And that’s where all the Brett Gardner and Andrew Miller rumors began to come into play. Brian Cashman is still trying to figure out if he can get good value for some tradable parts or if he’s better off holding onto them. I don’t think he will make a trade for the sake of making one, but I do think he has to move either a significant prospect or a productive player with value like Gardner or Miller to get the type of starting pitcher he is after.
— The young, controllable pitching you hear everyone talking about is not just what the Yankees are after. It’s what everyone is after. Here’s why:
Teams used to protect their young pitchers by slowly breaking them into the bullpen and easing them into the rotation over a two-to-three-year period. That is beginning to shift now. The philosophy is pretty simple — they don’t want to waste talented arms when they are the cheapest they will ever be and haven’t gotten hurt yet.
That second part may or may not be true in all cases, but the growing number of injuries and Tommy John surgeries is leading teams to believe they need to get the most out of their young arms before they blow out, which at times now seems almost inevitable.
The Yankees have only one arm that fits into this category and it’s Luis Severino. He is the one guy other teams covet. Nathan Eovaldi is a good one too, but he is now entering his arbitration years so he’s a tad less desirable from a financial standpoint.
Even if there are other good arms in the minor leagues, they are not as close to major league rotation-ready as Severino, so the demand isn’t as heavy. In other words, the Yankees only have one pitcher that is the type of pitcher every team is trying to acquire. It is logical that nearly every major trade proposal the Yankees receive has his name in it, and the Yankees will most likely reject every one of them.
And you know who has oodles of that type of pitching? The Mets.
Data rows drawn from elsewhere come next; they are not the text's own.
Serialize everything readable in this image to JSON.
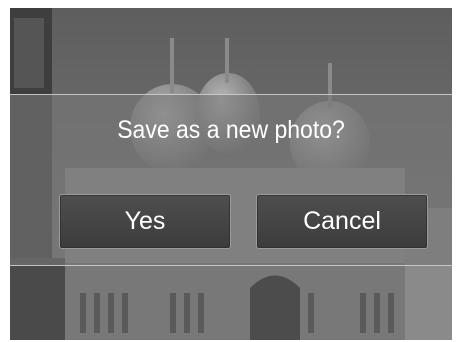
{
  "dialog": {
    "prompt": "Save as a new photo?",
    "yes_label": "Yes",
    "cancel_label": "Cancel"
  },
  "colors": {
    "overlay": "#7a7a7a",
    "button_fill": "#454545",
    "button_border": "#9a9a9a",
    "text": "#ffffff"
  }
}
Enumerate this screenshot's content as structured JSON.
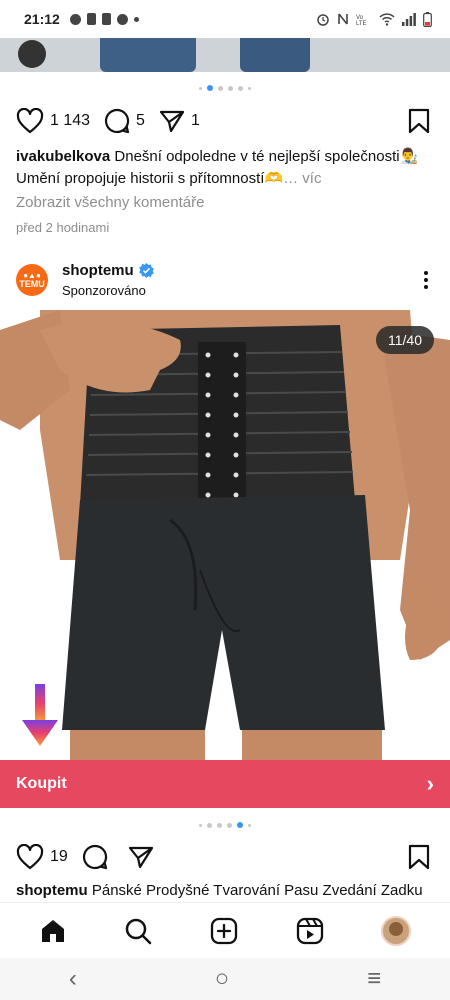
{
  "status_bar": {
    "time": "21:12"
  },
  "previous_post": {
    "pager_dots": 6,
    "active_dot": 1,
    "likes": "1 143",
    "comments": "5",
    "shares": "1",
    "username": "ivakubelkova",
    "caption_line1": "Dnešní odpoledne v té nejlepší společnosti👨‍🎨",
    "caption_line2": "Umění propojuje historii s přítomností🫶",
    "more_label": "… víc",
    "view_comments": "Zobrazit všechny komentáře",
    "time_ago": "před 2 hodinami"
  },
  "sponsored_post": {
    "username": "shoptemu",
    "subtitle": "Sponzorováno",
    "avatar_text": "TEMU",
    "image_counter": "11/40",
    "buy_label": "Koupit",
    "buy_chevron": "›",
    "pager_dots": 6,
    "active_dot": 4,
    "likes": "19",
    "caption_username": "shoptemu",
    "caption_text": "Pánské Prodyšné Tvarování Pasu Zvedání Zadku"
  },
  "bottom_nav": {
    "items": [
      "home-icon",
      "search-icon",
      "create-icon",
      "reels-icon",
      "profile-avatar"
    ]
  },
  "system_nav": {
    "back": "‹",
    "home": "○",
    "recents": "≡"
  },
  "colors": {
    "accent_blue": "#3897f0",
    "buy_bar": "#e6485f",
    "temu_orange": "#f56a12"
  }
}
Maybe not in every way shape or form, but in regards to starting pitching the Mets are what every other team wants to be right now.
Follow Sweeny Murti on Twitter at @YankeesWFAN